Leaders of over 160 countries are expected to sign the Paris Agreement on climate change in New York today. This is a record for an international treaty and shows that the political momentum behind tackling climate change has not waned since Paris.

The agreement will technically come into force when a minimum of 55 Parties responsible for 55% of global greenhouse gas emissions have ratified it. For a country to officially complete the ratification process they must submit an official action plan to the UN, and this must be accepted by UN Secretary General Ban Ki-moon, and deposited.

Some 160 countries representing 87% of global emissions have already submitted draft plans to the UN. These draft plans could in theory be presented to the UN without amendment, and the Agreement could therefore be come into force relatively soon. This is particularly the case given that the U.S. and China pushing for prompt ratification. This means that the agreement come into effect well before the commonly appreciated date of 2020.

As discussed here and here, the problem with current draft plans is that they are incompatible with keeping global temperatures to within safe levels. Draft plans are also of highly variable quality, clarity and ambition. Countries like Japan and Australia, among many others, would need to come forward with far more credible pledges if their climate rhetoric is to have credibility.

The ambition gap at the heart of the Paris Agreement could not have been illustrated in more stark terms by the global thermometer in February and March 2016. Two months after global leaders had agreed to make “best efforts” to maintain temperatures below 1.5 degrees, this threshold has already been breached, albeit perhaps only temporarily.

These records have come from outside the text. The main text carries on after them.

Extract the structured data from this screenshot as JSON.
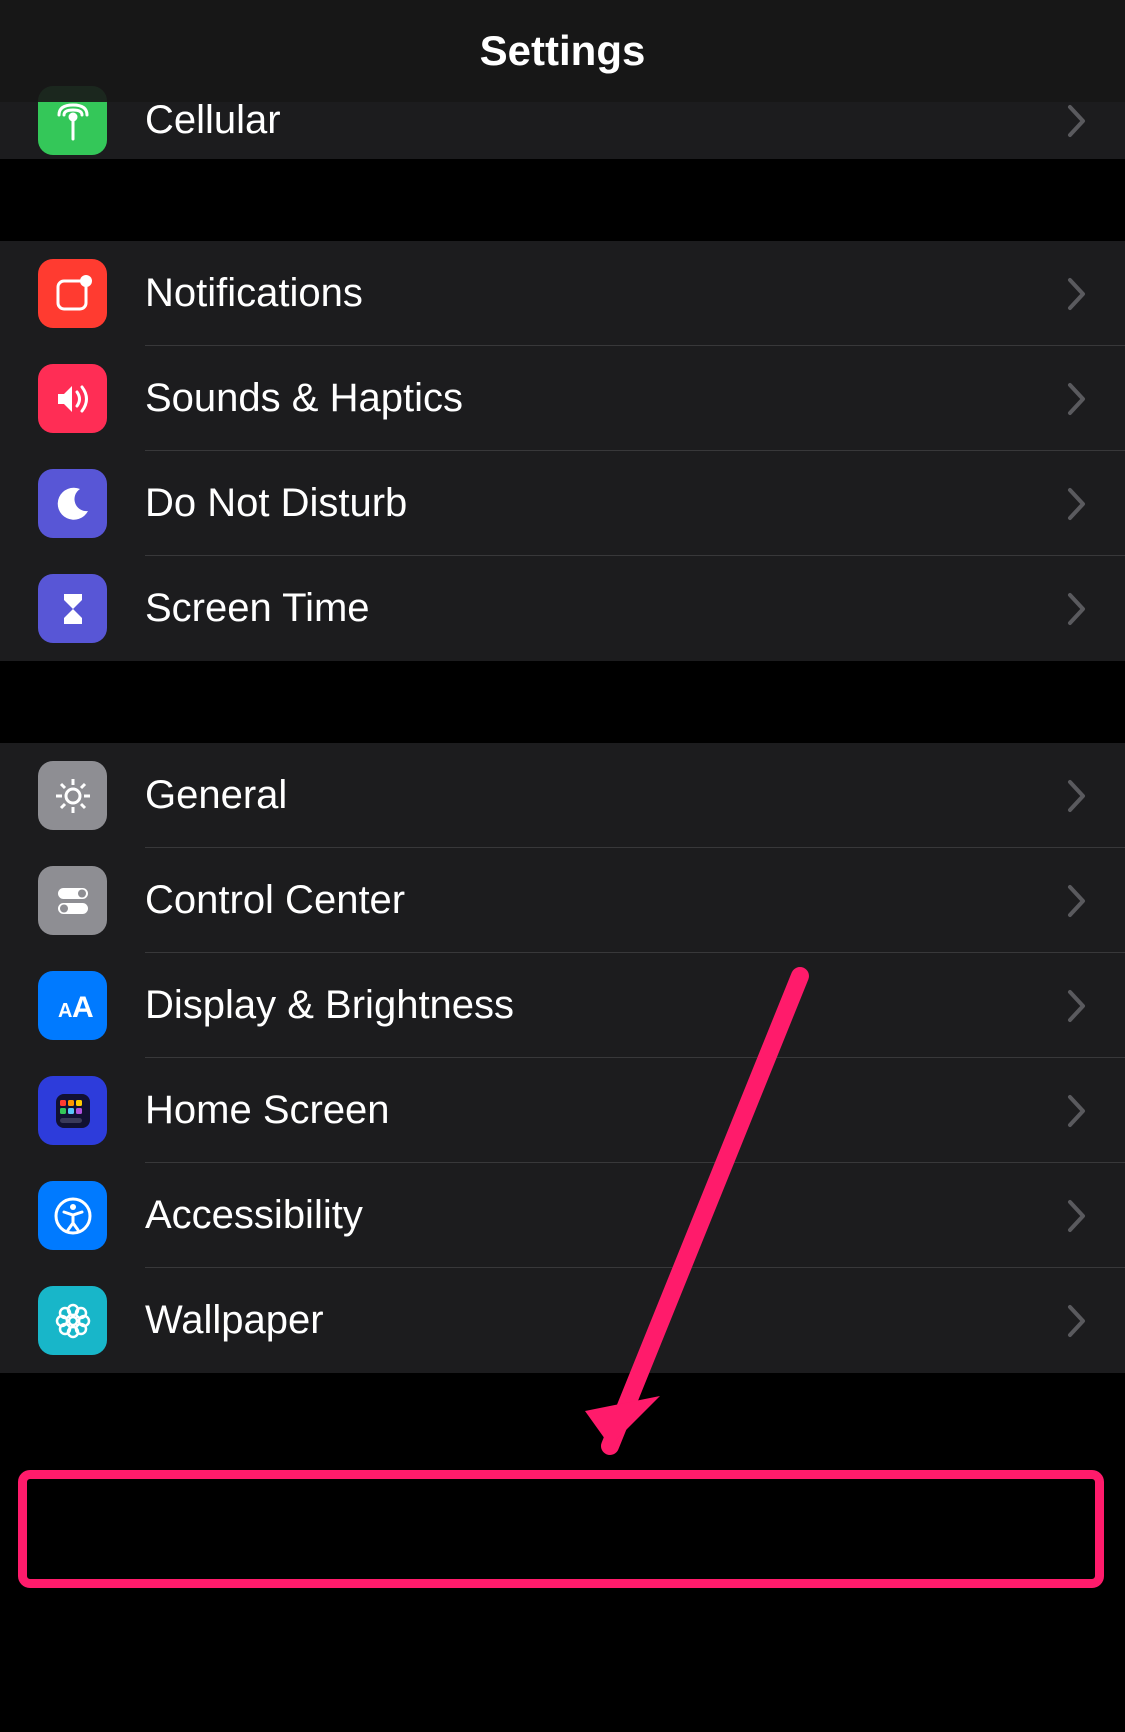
{
  "header": {
    "title": "Settings"
  },
  "groups": [
    {
      "rows": [
        {
          "id": "cellular",
          "label": "Cellular",
          "icon": "antenna-icon",
          "bg": "bg-green",
          "partial": true
        }
      ]
    },
    {
      "rows": [
        {
          "id": "notifications",
          "label": "Notifications",
          "icon": "notifications-icon",
          "bg": "bg-red"
        },
        {
          "id": "sounds",
          "label": "Sounds & Haptics",
          "icon": "speaker-icon",
          "bg": "bg-pink"
        },
        {
          "id": "dnd",
          "label": "Do Not Disturb",
          "icon": "moon-icon",
          "bg": "bg-purple"
        },
        {
          "id": "screentime",
          "label": "Screen Time",
          "icon": "hourglass-icon",
          "bg": "bg-indigo"
        }
      ]
    },
    {
      "rows": [
        {
          "id": "general",
          "label": "General",
          "icon": "gear-icon",
          "bg": "bg-gray"
        },
        {
          "id": "controlcenter",
          "label": "Control Center",
          "icon": "toggles-icon",
          "bg": "bg-gray"
        },
        {
          "id": "display",
          "label": "Display & Brightness",
          "icon": "text-size-icon",
          "bg": "bg-blue"
        },
        {
          "id": "homescreen",
          "label": "Home Screen",
          "icon": "grid-icon",
          "bg": "bg-darkblue"
        },
        {
          "id": "accessibility",
          "label": "Accessibility",
          "icon": "accessibility-icon",
          "bg": "bg-blue",
          "highlighted": true
        },
        {
          "id": "wallpaper",
          "label": "Wallpaper",
          "icon": "flower-icon",
          "bg": "bg-cyan"
        }
      ]
    }
  ],
  "annotation": {
    "highlight_target": "accessibility",
    "arrow_color": "#ff1b6b"
  }
}
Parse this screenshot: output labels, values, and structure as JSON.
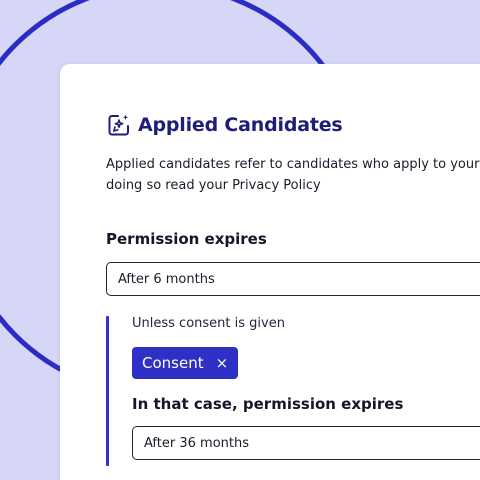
{
  "colors": {
    "background": "#d6d6f6",
    "accent": "#2f30c6",
    "title": "#1e1e78",
    "card": "#ffffff"
  },
  "header": {
    "icon": "sparkle-edit-icon",
    "title": "Applied Candidates"
  },
  "description": {
    "line1": "Applied candidates refer to candidates who apply to your v",
    "line2": "doing so read your Privacy Policy"
  },
  "permission": {
    "label": "Permission expires",
    "selected": "After 6 months"
  },
  "condition": {
    "label": "Unless consent is given",
    "chip_label": "Consent",
    "chip_remove_glyph": "×",
    "then_label": "In that case, permission expires",
    "then_selected": "After 36 months"
  }
}
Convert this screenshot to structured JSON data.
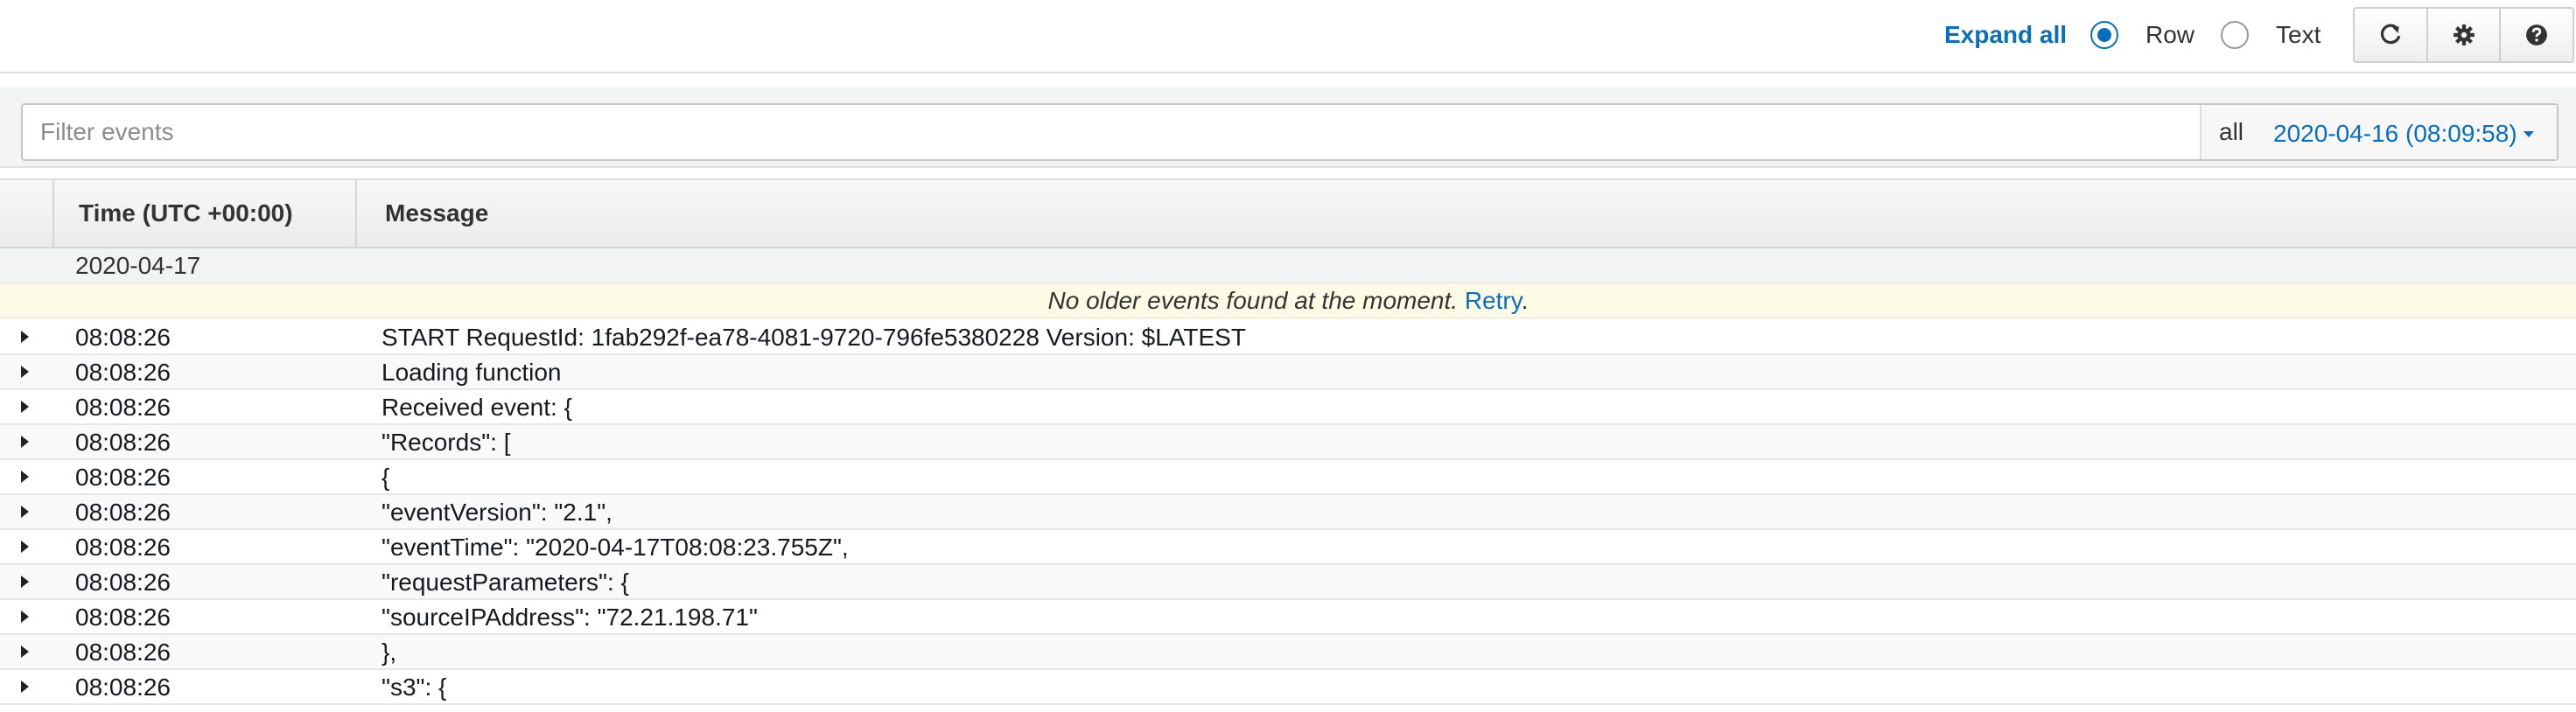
{
  "toolbar": {
    "expand_all": "Expand all",
    "view_options": [
      {
        "label": "Row",
        "selected": true
      },
      {
        "label": "Text",
        "selected": false
      }
    ],
    "buttons": [
      {
        "icon": "refresh-icon"
      },
      {
        "icon": "gear-icon"
      },
      {
        "icon": "help-icon"
      }
    ]
  },
  "filter": {
    "placeholder": "Filter events",
    "value": "",
    "range_label": "all",
    "date_selection": "2020-04-16 (08:09:58)"
  },
  "table": {
    "columns": [
      "Time (UTC +00:00)",
      "Message"
    ],
    "date_group": "2020-04-17",
    "notice": {
      "text": "No older events found at the moment.",
      "link": "Retry",
      "suffix": "."
    },
    "rows": [
      {
        "time": "08:08:26",
        "message": "START RequestId: 1fab292f-ea78-4081-9720-796fe5380228 Version: $LATEST"
      },
      {
        "time": "08:08:26",
        "message": "Loading function"
      },
      {
        "time": "08:08:26",
        "message": "Received event: {"
      },
      {
        "time": "08:08:26",
        "message": "\"Records\": ["
      },
      {
        "time": "08:08:26",
        "message": "{"
      },
      {
        "time": "08:08:26",
        "message": "\"eventVersion\": \"2.1\","
      },
      {
        "time": "08:08:26",
        "message": "\"eventTime\": \"2020-04-17T08:08:23.755Z\","
      },
      {
        "time": "08:08:26",
        "message": "\"requestParameters\": {"
      },
      {
        "time": "08:08:26",
        "message": "\"sourceIPAddress\": \"72.21.198.71\""
      },
      {
        "time": "08:08:26",
        "message": "},"
      },
      {
        "time": "08:08:26",
        "message": "\"s3\": {"
      }
    ]
  },
  "colors": {
    "accent": "#0a6ebd",
    "notice_bg": "#fdfbe6",
    "header_bg": "#ececec"
  }
}
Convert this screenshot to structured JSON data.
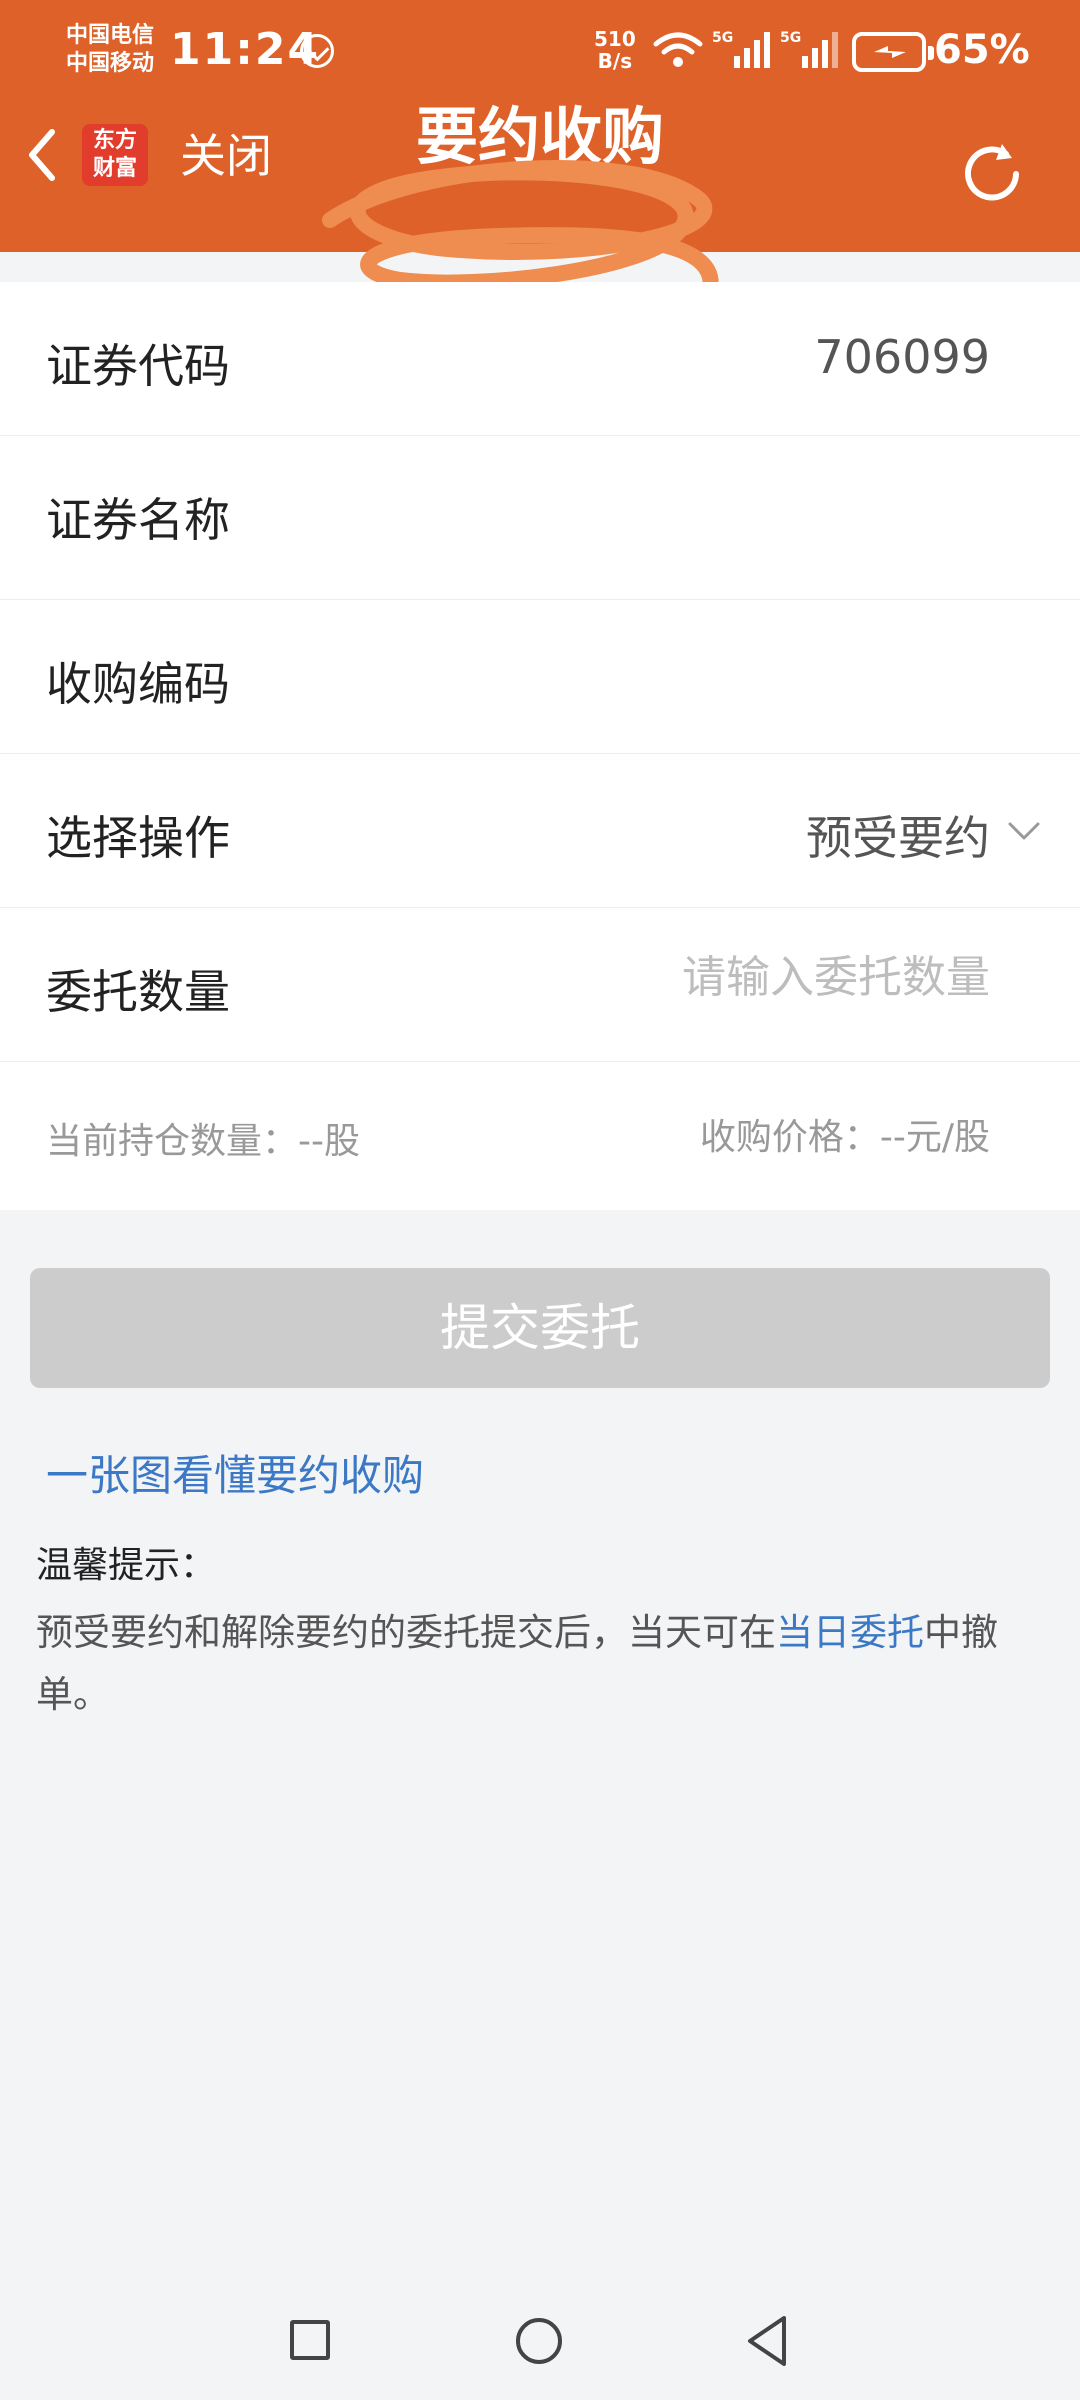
{
  "status_bar": {
    "carrier_1": "中国电信",
    "carrier_2": "中国移动",
    "time": "11:24",
    "net_speed_value": "510",
    "net_speed_unit": "B/s",
    "signal_1": "5G",
    "signal_2": "5G",
    "battery": "65%"
  },
  "header": {
    "logo_line1": "东方",
    "logo_line2": "财富",
    "close_label": "关闭",
    "title": "要约收购",
    "subtitle": "",
    "accent_color": "#dd6128"
  },
  "form": {
    "rows": [
      {
        "label": "证券代码",
        "value": "706099"
      },
      {
        "label": "证券名称",
        "value": ""
      },
      {
        "label": "收购编码",
        "value": ""
      },
      {
        "label": "选择操作",
        "value": "预受要约"
      },
      {
        "label": "委托数量",
        "value": "",
        "placeholder": "请输入委托数量"
      }
    ],
    "holding_label": "当前持仓数量：--股",
    "price_label": "收购价格：--元/股"
  },
  "actions": {
    "submit_label": "提交委托",
    "guide_link": "一张图看懂要约收购"
  },
  "tips": {
    "title": "温馨提示：",
    "body_prefix": "预受要约和解除要约的委托提交后，当天可在",
    "body_link": "当日委托",
    "body_suffix": "中撤单。",
    "link_color": "#3b78c5"
  },
  "icons": {
    "back": "chevron-left-icon",
    "refresh": "refresh-icon",
    "dropdown": "chevron-down-icon",
    "nav_recent": "square-icon",
    "nav_home": "circle-icon",
    "nav_back": "triangle-back-icon"
  }
}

There is therefore much work to be done to address the global challenge of climate change, and this should not be forgotten amongst the pomp and fanfare today in New York.